  53. ———. 2020. "The Exclusion of Chinese Philosophy: “Ten Don’ts,” “Three Represents,” and “Eight Musts”." Philosophy East and West no. 70:214-225.

    Book discussion of: Chinese and Buddhist Philosophy in Early Twentieth-Century German Thought. By Eric S. Nelson. London, Oxford, New York, New Delhi,Sydney: Bloomsbury Academic, 2017.

    Abstract: "The legitimacy of Chinese philosophy is a thorny topic that has returned in waves during the last decades. The high tides were 2003 and 2016. While the topic can and has been discussed from a wide variety of points of view, most debates focus on the Chinese side: either on the nature and quality of early Chinese master texts (e.g., “Do they fit the demands of philosophy?”) or on current research at Chinese philosophy departments (e.g., “How should the Chinese intellectual heritage be studied?” “Is it philosophically interesting?”). Such reflections are important and deserve to be continued.

    However, one side of the issue usually remains out of view: the Western philosophers themselves, who lay the burden of proof almost exclusively with the Chinese masters or scholars. Since when, where, and how have scholars denied Chinese masters the label of “philosophy”? How explicit has the debate been? What were the various views and their historical or intellectual contexts? How did the debate evolve? What are its current implications and future prospects? These historically inspired philosophical questions differ in orientation from the dominant approaches. Even though they may not necessarily solve the disagreement concerning the legitimacy of Chinese philosophy, they do throw a fascinating light on the nature of (Western) philosophy." (A note omitted)

  54. Deng, Xize. 2010. "Problem and Method: The Possibility of Comparative Study—Using “Lun Liujia Yaozhi” as an Example." Frontiers of hilosophy in China no. 5:575-600.

    Abstract: "On the basis of general characteristics, comparative studies can be restricted by cross-cultural comparison in a narrow sense. In this paper, I take “Chinese philosophy” as an example to investigate the current problems within comparative studies. However, it is possible to embark on comparative study.

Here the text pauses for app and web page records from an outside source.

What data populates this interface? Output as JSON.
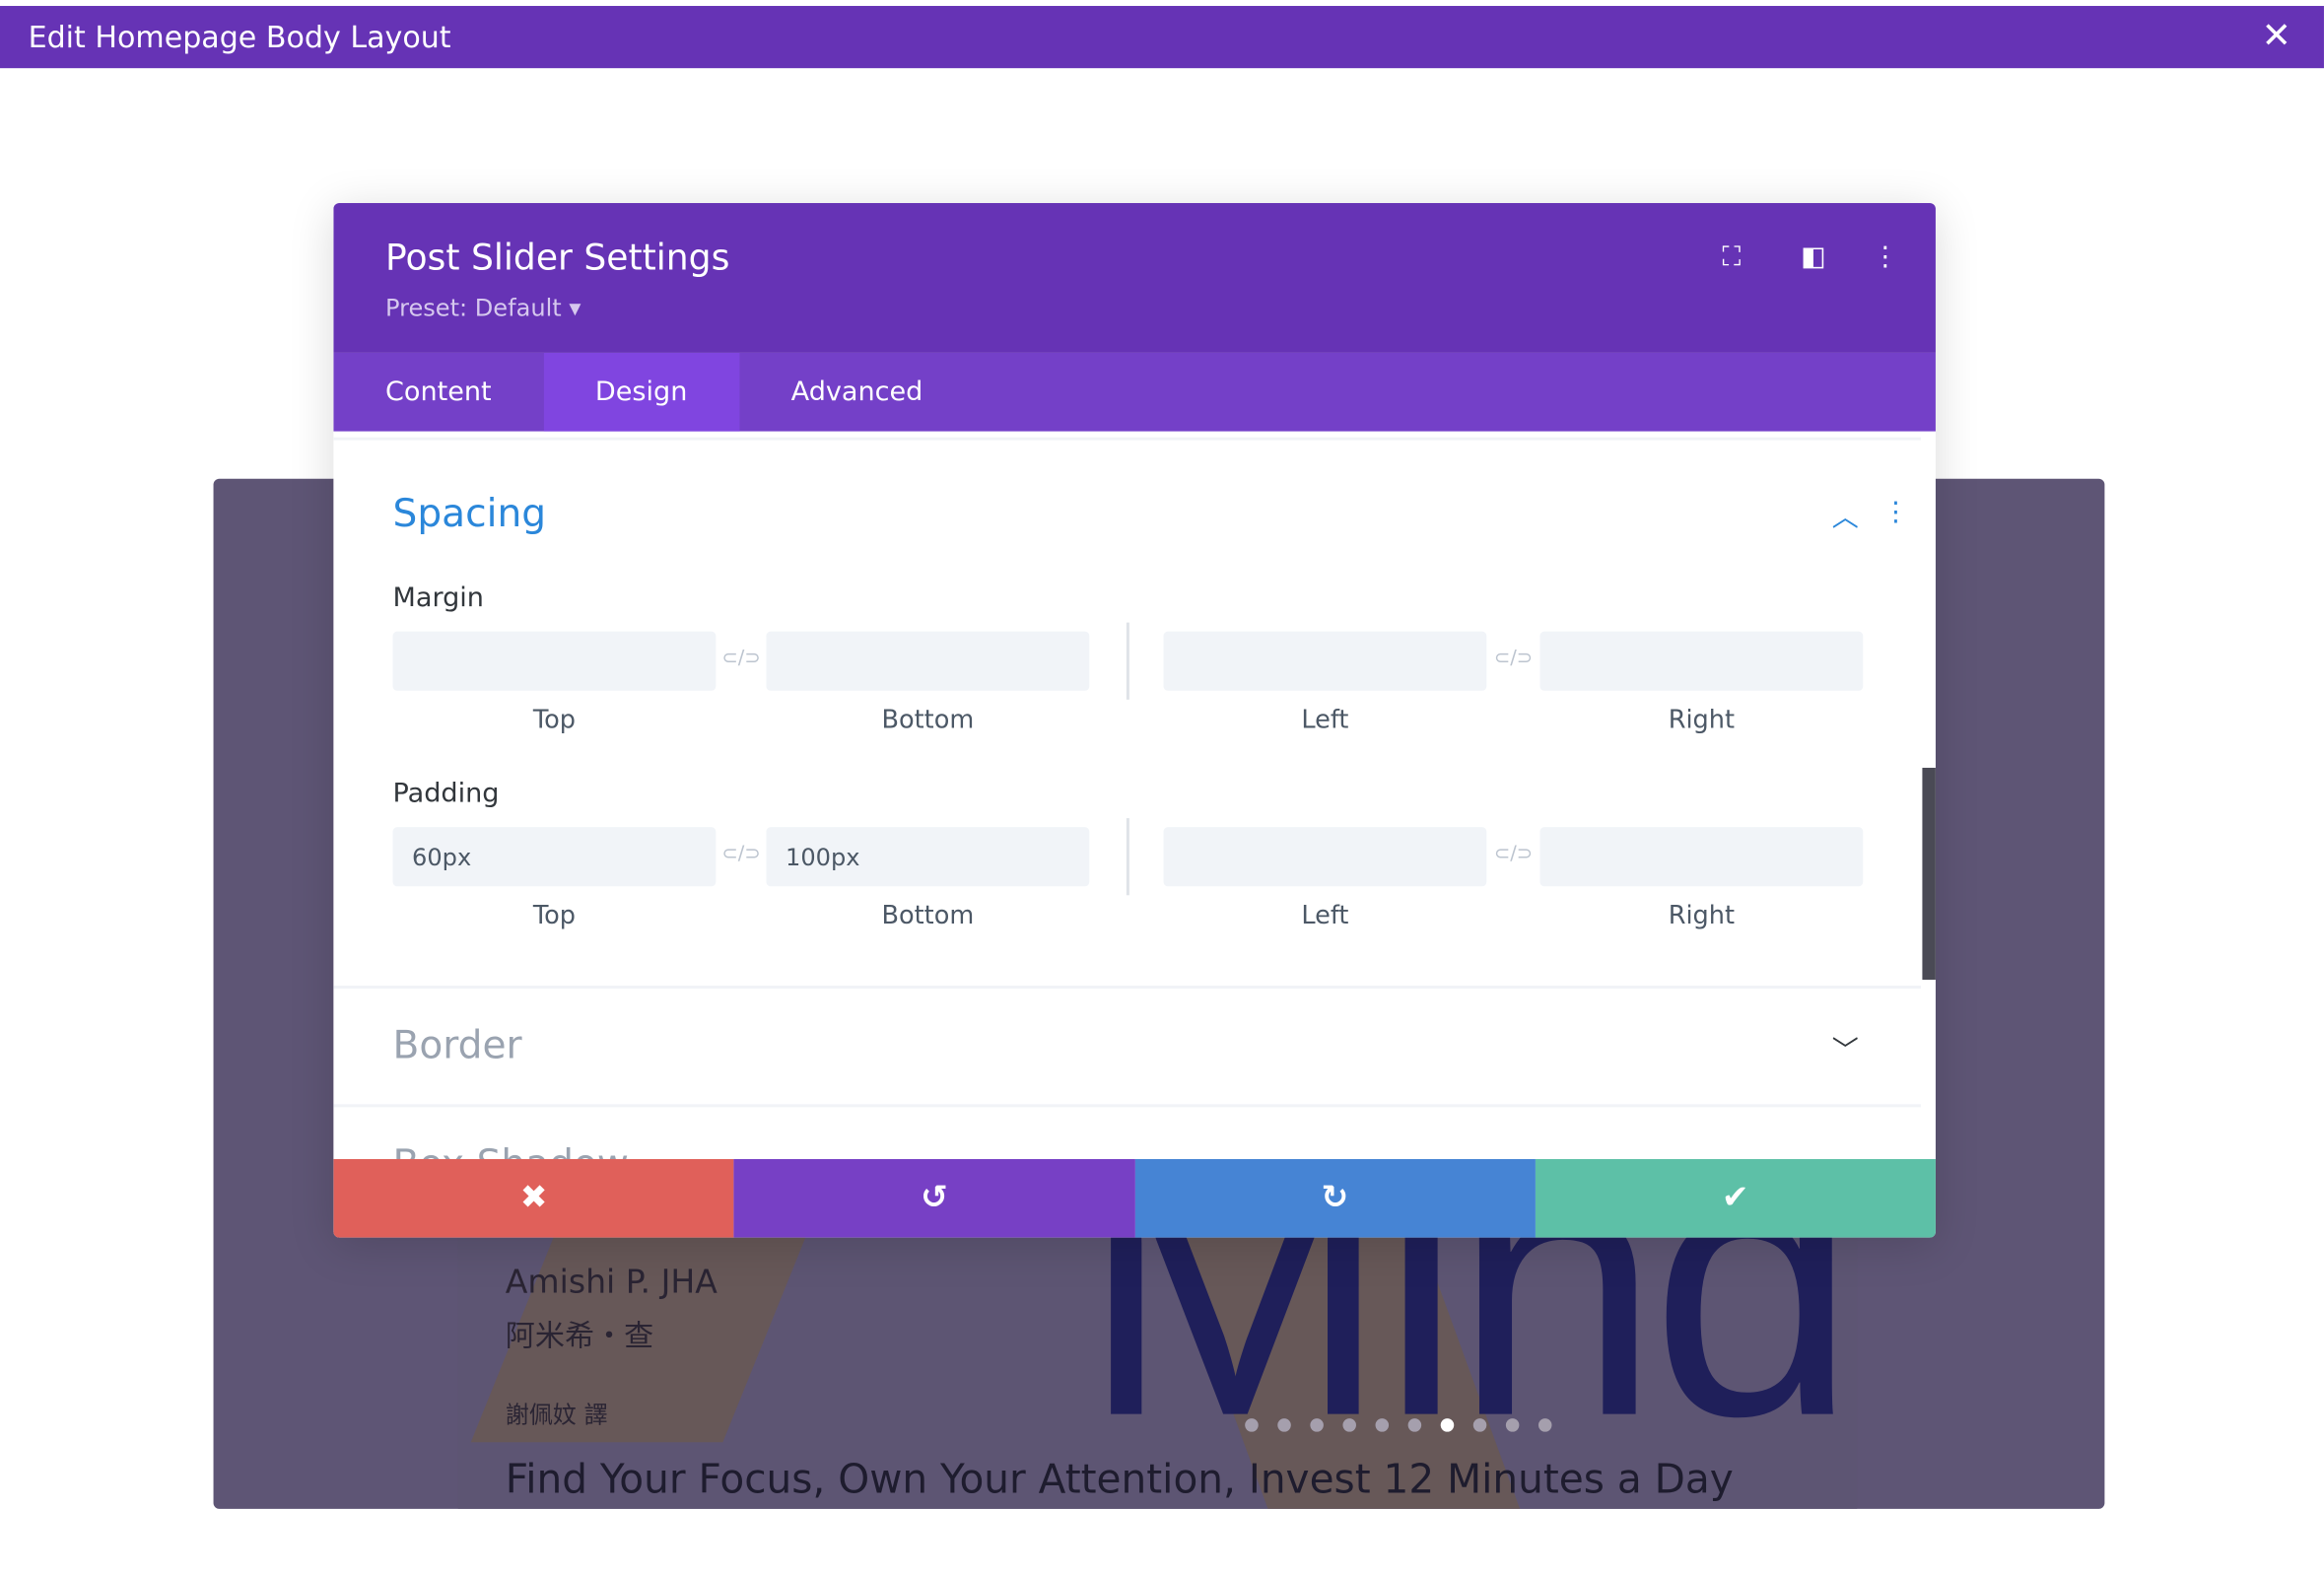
{
  "window": {
    "title": "Edit Homepage Body Layout",
    "close_icon": "close-icon"
  },
  "background": {
    "author": "Amishi P. JHA",
    "author_cn": "阿米希・查",
    "translator": "謝佩妏 譯",
    "book_title": "Mind",
    "tagline": "Find Your Focus, Own Your Attention, Invest 12 Minutes a Day",
    "slide_count": 10,
    "active_slide": 7
  },
  "modal": {
    "title": "Post Slider Settings",
    "preset": "Preset: Default ▾",
    "header_icons": [
      "focus-icon",
      "split-view-icon",
      "more-vertical-icon"
    ],
    "tabs": [
      {
        "label": "Content"
      },
      {
        "label": "Design",
        "active": true
      },
      {
        "label": "Advanced"
      }
    ],
    "spacing": {
      "title": "Spacing",
      "margin": {
        "label": "Margin",
        "fields": [
          {
            "value": "",
            "sub": "Top"
          },
          {
            "value": "",
            "sub": "Bottom"
          },
          {
            "value": "",
            "sub": "Left"
          },
          {
            "value": "",
            "sub": "Right"
          }
        ]
      },
      "padding": {
        "label": "Padding",
        "fields": [
          {
            "value": "60px",
            "sub": "Top"
          },
          {
            "value": "100px",
            "sub": "Bottom"
          },
          {
            "value": "",
            "sub": "Left"
          },
          {
            "value": "",
            "sub": "Right"
          }
        ]
      }
    },
    "border": {
      "title": "Border"
    },
    "box_shadow": {
      "title": "Box Shadow"
    },
    "footer": {
      "cancel": "✖",
      "undo": "↺",
      "redo": "↻",
      "save": "✔"
    },
    "colors": {
      "header": "#6633b5",
      "tabs": "#7440c8",
      "active_tab": "#8045e0",
      "accent": "#2b87da",
      "cancel": "#e0605a",
      "undo": "#7740c5",
      "redo": "#4684d4",
      "save": "#5dc0a7"
    }
  }
}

    “Lun Liujia Yaozhi” 论六家要旨 (“Discussion on the Main Points of the Six Schools”) conducts a successful comparison, from which we can extract the comparative method of “Problem and Method,” and it points directly to the basic structure of survival activities, and furnishes the possibility for cross-cultural comparisons."